**Problem**
Once the images are set aside, print the remaining lines below exactly.

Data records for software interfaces

◇ ◇ ◇

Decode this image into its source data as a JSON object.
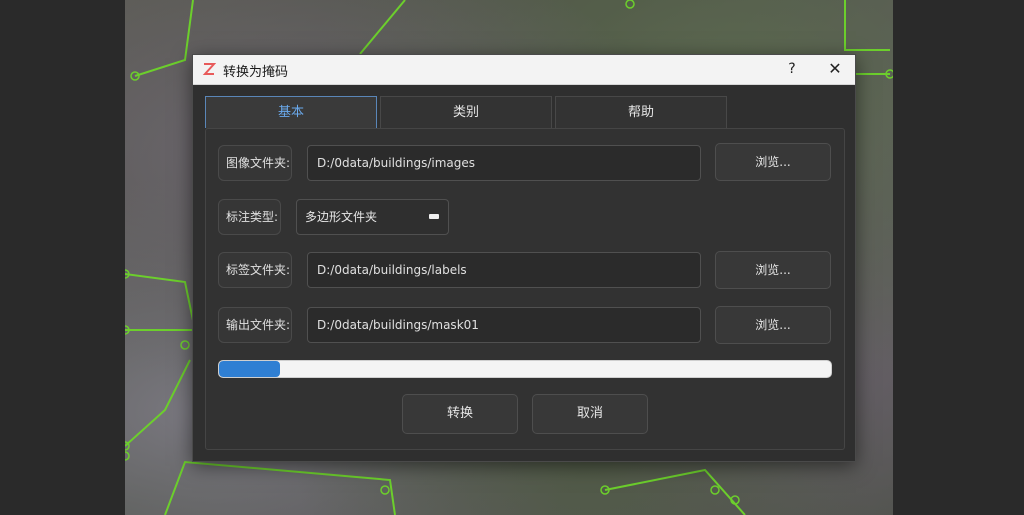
{
  "dialog": {
    "title": "转换为掩码",
    "help_label": "?",
    "close_label": "✕"
  },
  "tabs": [
    {
      "label": "基本",
      "active": true
    },
    {
      "label": "类别",
      "active": false
    },
    {
      "label": "帮助",
      "active": false
    }
  ],
  "form": {
    "image_folder": {
      "label": "图像文件夹:",
      "value": "D:/0data/buildings/images",
      "browse_label": "浏览..."
    },
    "annotation_type": {
      "label": "标注类型:",
      "value": "多边形文件夹"
    },
    "label_folder": {
      "label": "标签文件夹:",
      "value": "D:/0data/buildings/labels",
      "browse_label": "浏览..."
    },
    "output_folder": {
      "label": "输出文件夹:",
      "value": "D:/0data/buildings/mask01",
      "browse_label": "浏览..."
    }
  },
  "progress": {
    "fraction": 0.1
  },
  "actions": {
    "convert_label": "转换",
    "cancel_label": "取消"
  },
  "colors": {
    "accent": "#2f7fd3",
    "annotation_outline": "#6ccf2c",
    "logo": "#e85a5a"
  },
  "icons": {
    "app_logo": "z-logo-icon",
    "help": "help-icon",
    "close": "close-icon",
    "combo_arrow": "dropdown-icon"
  }
}
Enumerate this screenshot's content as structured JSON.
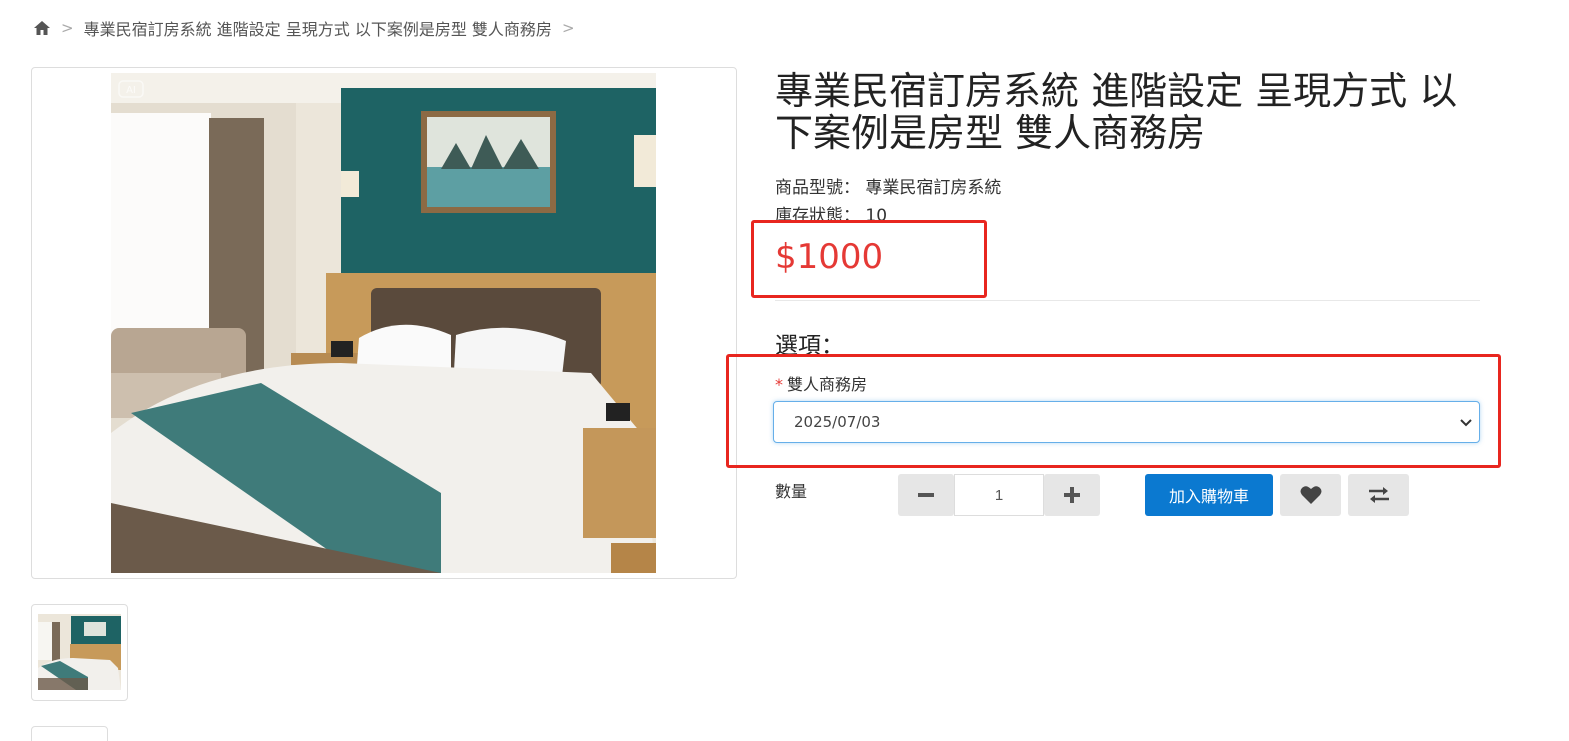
{
  "breadcrumb": {
    "home_icon": "home-icon",
    "items": [
      "專業民宿訂房系統 進階設定 呈現方式 以下案例是房型 雙人商務房"
    ]
  },
  "product": {
    "title": "專業民宿訂房系統 進階設定 呈現方式 以下案例是房型 雙人商務房",
    "model_label": "商品型號：",
    "model_value": "專業民宿訂房系統",
    "stock_label": "庫存狀態：",
    "stock_value": "10",
    "price": "$1000",
    "image_badge": "AI"
  },
  "options": {
    "title": "選項：",
    "field_label": "雙人商務房",
    "required_mark": "*",
    "selected_value": "2025/07/03"
  },
  "purchase": {
    "quantity_label": "數量",
    "quantity_value": "1",
    "add_to_cart_label": "加入購物車",
    "wishlist_icon": "heart-icon",
    "compare_icon": "compare-arrows-icon"
  },
  "colors": {
    "price": "#e53935",
    "primary_button": "#0b79d0",
    "annotation": "#e8261f"
  }
}
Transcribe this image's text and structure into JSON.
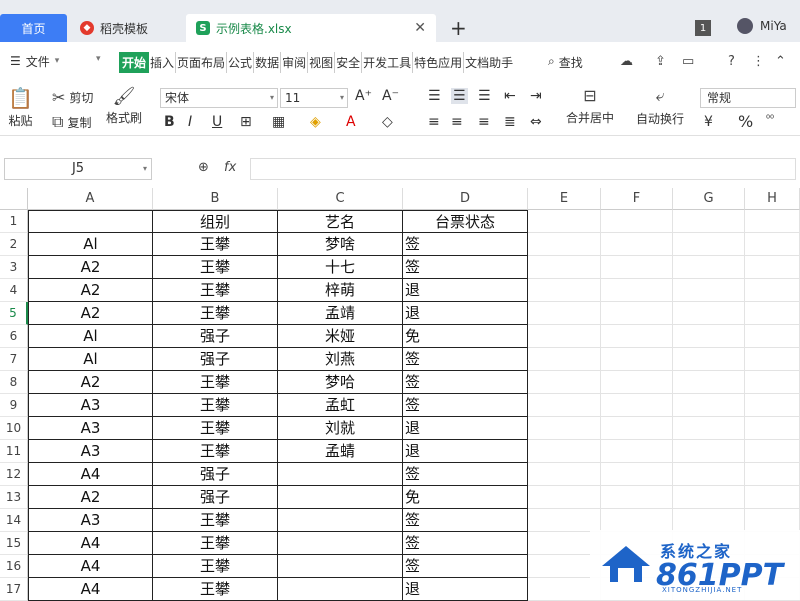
{
  "tabs": {
    "home": "首页",
    "doc": "稻壳模板",
    "active": "示例表格.xlsx",
    "window_count": "1",
    "user": "MiYa"
  },
  "menu": {
    "file": "文件",
    "items": [
      "开始",
      "插入",
      "页面布局",
      "公式",
      "数据",
      "审阅",
      "视图",
      "安全",
      "开发工具",
      "特色应用",
      "文档助手"
    ],
    "search": "查找"
  },
  "ribbon": {
    "paste": "粘贴",
    "cut": "剪切",
    "copy": "复制",
    "format_painter": "格式刷",
    "font": "宋体",
    "size": "11",
    "merge": "合并居中",
    "wrap": "自动换行",
    "number_style": "常规",
    "percent": "%"
  },
  "formula_bar": {
    "cell_ref": "J5",
    "fx": "fx"
  },
  "columns": [
    "A",
    "B",
    "C",
    "D",
    "E",
    "F",
    "G",
    "H"
  ],
  "headers": [
    "",
    "组别",
    "艺名",
    "台票状态"
  ],
  "rows": [
    [
      "Al",
      "王攀",
      "梦啥",
      "签"
    ],
    [
      "A2",
      "王攀",
      "十七",
      "签"
    ],
    [
      "A2",
      "王攀",
      "梓萌",
      "退"
    ],
    [
      "A2",
      "王攀",
      "孟靖",
      "退"
    ],
    [
      "Al",
      "强子",
      "米娅",
      "免"
    ],
    [
      "Al",
      "强子",
      "刘燕",
      "签"
    ],
    [
      "A2",
      "王攀",
      "梦哈",
      "签"
    ],
    [
      "A3",
      "王攀",
      "孟虹",
      "签"
    ],
    [
      "A3",
      "王攀",
      "刘就",
      "退"
    ],
    [
      "A3",
      "王攀",
      "孟蜻",
      "退"
    ],
    [
      "A4",
      "强子",
      "",
      "签"
    ],
    [
      "A2",
      "强子",
      "",
      "免"
    ],
    [
      "A3",
      "王攀",
      "",
      "签"
    ],
    [
      "A4",
      "王攀",
      "",
      "签"
    ],
    [
      "A4",
      "王攀",
      "",
      "签"
    ],
    [
      "A4",
      "王攀",
      "",
      "退"
    ]
  ],
  "row_numbers": [
    "1",
    "2",
    "3",
    "4",
    "5",
    "6",
    "7",
    "8",
    "9",
    "10",
    "11",
    "12",
    "13",
    "14",
    "15",
    "16",
    "17"
  ],
  "watermark": {
    "line1": "系统之家",
    "line2": "861PPT",
    "line3": "XITONGZHIJIA.NET"
  }
}
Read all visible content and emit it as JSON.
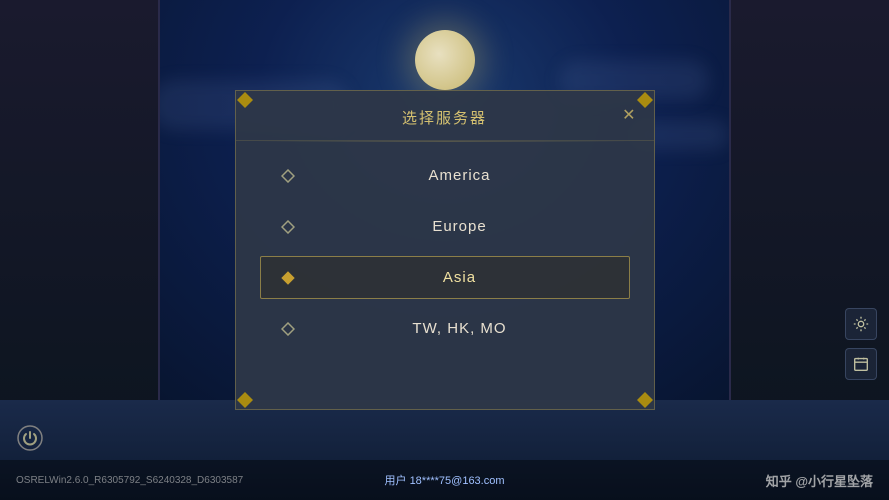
{
  "background": {
    "moon_color": "#c8b870"
  },
  "modal": {
    "title": "选择服务器",
    "close_label": "✕",
    "servers": [
      {
        "id": "america",
        "name": "America",
        "selected": false
      },
      {
        "id": "europe",
        "name": "Europe",
        "selected": false
      },
      {
        "id": "asia",
        "name": "Asia",
        "selected": true
      },
      {
        "id": "twhkmo",
        "name": "TW, HK, MO",
        "selected": false
      }
    ]
  },
  "bottom_bar": {
    "version": "OSRELWin2.6.0_R6305792_S6240328_D6303587",
    "user_label": "用户",
    "user_value": "18****75@163.com",
    "watermark": "知乎 @小行星坠落"
  },
  "right_icons": [
    {
      "id": "settings",
      "icon": "⚙"
    },
    {
      "id": "calendar",
      "icon": "📋"
    }
  ]
}
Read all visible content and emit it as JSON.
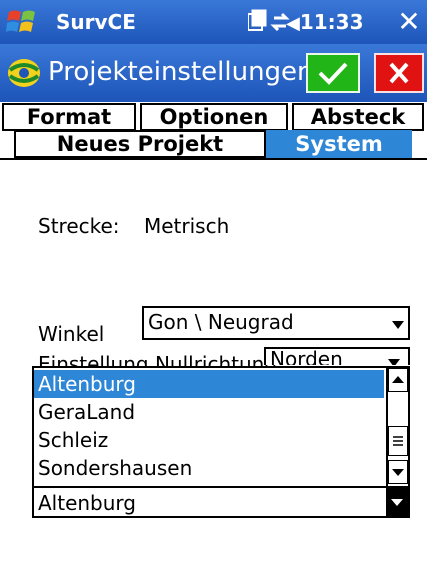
{
  "statusbar": {
    "app_name": "SurvCE",
    "time": "11:33",
    "icons": [
      "connectivity-icon",
      "sync-icon",
      "volume-icon"
    ],
    "close_glyph": "✕"
  },
  "header": {
    "title": "Projekteinstellungen",
    "ok_glyph": "✓",
    "cancel_glyph": "✕"
  },
  "tabs": {
    "row1": [
      "Format",
      "Optionen",
      "Absteck"
    ],
    "row2": [
      "Neues Projekt",
      "System"
    ],
    "active": "System"
  },
  "content": {
    "strecke_label": "Strecke:",
    "strecke_value": "Metrisch",
    "winkel_label": "Winkel",
    "winkel_value": "Gon \\ Neugrad",
    "hidden_label_partial": "Einstellung Nullrichtung",
    "nullrichtung_value": "Norden"
  },
  "dropdown": {
    "items": [
      "Altenburg",
      "GeraLand",
      "Schleiz",
      "Sondershausen"
    ],
    "selected": "Altenburg",
    "current_value": "Altenburg"
  },
  "colors": {
    "titlebar": "#1d55b8",
    "accent": "#2e86d6",
    "ok_green": "#22b518",
    "cancel_red": "#e01212"
  }
}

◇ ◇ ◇

**Completed exercise**
Decode this image into its source data as a JSON object.
{
  "dialog": {
    "title": "转换为掩码",
    "help_label": "?",
    "close_label": "✕"
  },
  "tabs": [
    {
      "label": "基本",
      "active": true
    },
    {
      "label": "类别",
      "active": false
    },
    {
      "label": "帮助",
      "active": false
    }
  ],
  "form": {
    "image_folder": {
      "label": "图像文件夹:",
      "value": "D:/0data/buildings/images",
      "browse_label": "浏览..."
    },
    "annotation_type": {
      "label": "标注类型:",
      "value": "多边形文件夹"
    },
    "label_folder": {
      "label": "标签文件夹:",
      "value": "D:/0data/buildings/labels",
      "browse_label": "浏览..."
    },
    "output_folder": {
      "label": "输出文件夹:",
      "value": "D:/0data/buildings/mask01",
      "browse_label": "浏览..."
    }
  },
  "progress": {
    "fraction": 0.1
  },
  "actions": {
    "convert_label": "转换",
    "cancel_label": "取消"
  },
  "colors": {
    "accent": "#2f7fd3",
    "annotation_outline": "#6ccf2c",
    "logo": "#e85a5a"
  },
  "icons": {
    "app_logo": "z-logo-icon",
    "help": "help-icon",
    "close": "close-icon",
    "combo_arrow": "dropdown-icon"
  }
}
Enumerate this screenshot's content as structured JSON.
{
  "breadcrumb": {
    "home_icon": "home-icon",
    "items": [
      "專業民宿訂房系統 進階設定 呈現方式 以下案例是房型 雙人商務房"
    ]
  },
  "product": {
    "title": "專業民宿訂房系統 進階設定 呈現方式 以下案例是房型 雙人商務房",
    "model_label": "商品型號：",
    "model_value": "專業民宿訂房系統",
    "stock_label": "庫存狀態：",
    "stock_value": "10",
    "price": "$1000",
    "image_badge": "AI"
  },
  "options": {
    "title": "選項：",
    "field_label": "雙人商務房",
    "required_mark": "*",
    "selected_value": "2025/07/03"
  },
  "purchase": {
    "quantity_label": "數量",
    "quantity_value": "1",
    "add_to_cart_label": "加入購物車",
    "wishlist_icon": "heart-icon",
    "compare_icon": "compare-arrows-icon"
  },
  "colors": {
    "price": "#e53935",
    "primary_button": "#0b79d0",
    "annotation": "#e8261f"
  }
}
Transcribe this image's text and structure into JSON.
{
  "tabs": {
    "home": "首页",
    "doc": "稻壳模板",
    "active": "示例表格.xlsx",
    "window_count": "1",
    "user": "MiYa"
  },
  "menu": {
    "file": "文件",
    "items": [
      "开始",
      "插入",
      "页面布局",
      "公式",
      "数据",
      "审阅",
      "视图",
      "安全",
      "开发工具",
      "特色应用",
      "文档助手"
    ],
    "search": "查找"
  },
  "ribbon": {
    "paste": "粘贴",
    "cut": "剪切",
    "copy": "复制",
    "format_painter": "格式刷",
    "font": "宋体",
    "size": "11",
    "merge": "合并居中",
    "wrap": "自动换行",
    "number_style": "常规",
    "percent": "%"
  },
  "formula_bar": {
    "cell_ref": "J5",
    "fx": "fx"
  },
  "columns": [
    "A",
    "B",
    "C",
    "D",
    "E",
    "F",
    "G",
    "H"
  ],
  "headers": [
    "",
    "组别",
    "艺名",
    "台票状态"
  ],
  "rows": [
    [
      "Al",
      "王攀",
      "梦啥",
      "签"
    ],
    [
      "A2",
      "王攀",
      "十七",
      "签"
    ],
    [
      "A2",
      "王攀",
      "梓萌",
      "退"
    ],
    [
      "A2",
      "王攀",
      "孟靖",
      "退"
    ],
    [
      "Al",
      "强子",
      "米娅",
      "免"
    ],
    [
      "Al",
      "强子",
      "刘燕",
      "签"
    ],
    [
      "A2",
      "王攀",
      "梦哈",
      "签"
    ],
    [
      "A3",
      "王攀",
      "孟虹",
      "签"
    ],
    [
      "A3",
      "王攀",
      "刘就",
      "退"
    ],
    [
      "A3",
      "王攀",
      "孟蜻",
      "退"
    ],
    [
      "A4",
      "强子",
      "",
      "签"
    ],
    [
      "A2",
      "强子",
      "",
      "免"
    ],
    [
      "A3",
      "王攀",
      "",
      "签"
    ],
    [
      "A4",
      "王攀",
      "",
      "签"
    ],
    [
      "A4",
      "王攀",
      "",
      "签"
    ],
    [
      "A4",
      "王攀",
      "",
      "退"
    ]
  ],
  "row_numbers": [
    "1",
    "2",
    "3",
    "4",
    "5",
    "6",
    "7",
    "8",
    "9",
    "10",
    "11",
    "12",
    "13",
    "14",
    "15",
    "16",
    "17"
  ],
  "watermark": {
    "line1": "系统之家",
    "line2": "861PPT",
    "line3": "XITONGZHIJIA.NET"
  }
}
Read all visible content and emit it as JSON.
{
  "background": {
    "moon_color": "#c8b870"
  },
  "modal": {
    "title": "选择服务器",
    "close_label": "✕",
    "servers": [
      {
        "id": "america",
        "name": "America",
        "selected": false
      },
      {
        "id": "europe",
        "name": "Europe",
        "selected": false
      },
      {
        "id": "asia",
        "name": "Asia",
        "selected": true
      },
      {
        "id": "twhkmo",
        "name": "TW, HK, MO",
        "selected": false
      }
    ]
  },
  "bottom_bar": {
    "version": "OSRELWin2.6.0_R6305792_S6240328_D6303587",
    "user_label": "用户",
    "user_value": "18****75@163.com",
    "watermark": "知乎 @小行星坠落"
  },
  "right_icons": [
    {
      "id": "settings",
      "icon": "⚙"
    },
    {
      "id": "calendar",
      "icon": "📋"
    }
  ]
}
Read all visible content and emit it as JSON.
{
  "statusbar": {
    "app_name": "SurvCE",
    "time": "11:33",
    "icons": [
      "connectivity-icon",
      "sync-icon",
      "volume-icon"
    ],
    "close_glyph": "✕"
  },
  "header": {
    "title": "Projekteinstellungen",
    "ok_glyph": "✓",
    "cancel_glyph": "✕"
  },
  "tabs": {
    "row1": [
      "Format",
      "Optionen",
      "Absteck"
    ],
    "row2": [
      "Neues Projekt",
      "System"
    ],
    "active": "System"
  },
  "content": {
    "strecke_label": "Strecke:",
    "strecke_value": "Metrisch",
    "winkel_label": "Winkel",
    "winkel_value": "Gon \\ Neugrad",
    "hidden_label_partial": "Einstellung Nullrichtung",
    "nullrichtung_value": "Norden"
  },
  "dropdown": {
    "items": [
      "Altenburg",
      "GeraLand",
      "Schleiz",
      "Sondershausen"
    ],
    "selected": "Altenburg",
    "current_value": "Altenburg"
  },
  "colors": {
    "titlebar": "#1d55b8",
    "accent": "#2e86d6",
    "ok_green": "#22b518",
    "cancel_red": "#e01212"
  }
}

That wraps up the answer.